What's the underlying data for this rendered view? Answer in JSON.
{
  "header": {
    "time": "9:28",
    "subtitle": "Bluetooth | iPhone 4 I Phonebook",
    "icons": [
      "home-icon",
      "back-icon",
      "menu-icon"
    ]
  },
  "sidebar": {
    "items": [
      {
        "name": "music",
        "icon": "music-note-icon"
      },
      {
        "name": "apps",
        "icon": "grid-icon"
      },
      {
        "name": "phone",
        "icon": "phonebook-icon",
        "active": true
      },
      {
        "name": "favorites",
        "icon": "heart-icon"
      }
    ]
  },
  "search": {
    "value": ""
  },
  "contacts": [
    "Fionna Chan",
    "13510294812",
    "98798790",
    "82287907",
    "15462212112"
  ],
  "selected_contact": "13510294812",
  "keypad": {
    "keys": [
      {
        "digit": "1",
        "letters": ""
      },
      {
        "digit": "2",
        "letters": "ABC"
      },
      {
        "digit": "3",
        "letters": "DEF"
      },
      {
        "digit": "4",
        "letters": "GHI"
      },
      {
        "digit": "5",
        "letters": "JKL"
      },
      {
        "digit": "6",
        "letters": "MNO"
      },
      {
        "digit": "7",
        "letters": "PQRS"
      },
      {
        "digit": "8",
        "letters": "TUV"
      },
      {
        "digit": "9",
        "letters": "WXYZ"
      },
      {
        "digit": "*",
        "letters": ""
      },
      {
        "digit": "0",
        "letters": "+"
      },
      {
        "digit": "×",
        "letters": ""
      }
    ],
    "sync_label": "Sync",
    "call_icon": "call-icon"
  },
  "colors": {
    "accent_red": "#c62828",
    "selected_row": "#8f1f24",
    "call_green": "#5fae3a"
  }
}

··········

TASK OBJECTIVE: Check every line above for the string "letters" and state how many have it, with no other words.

SOLUTION TO THE EXERCISE: 12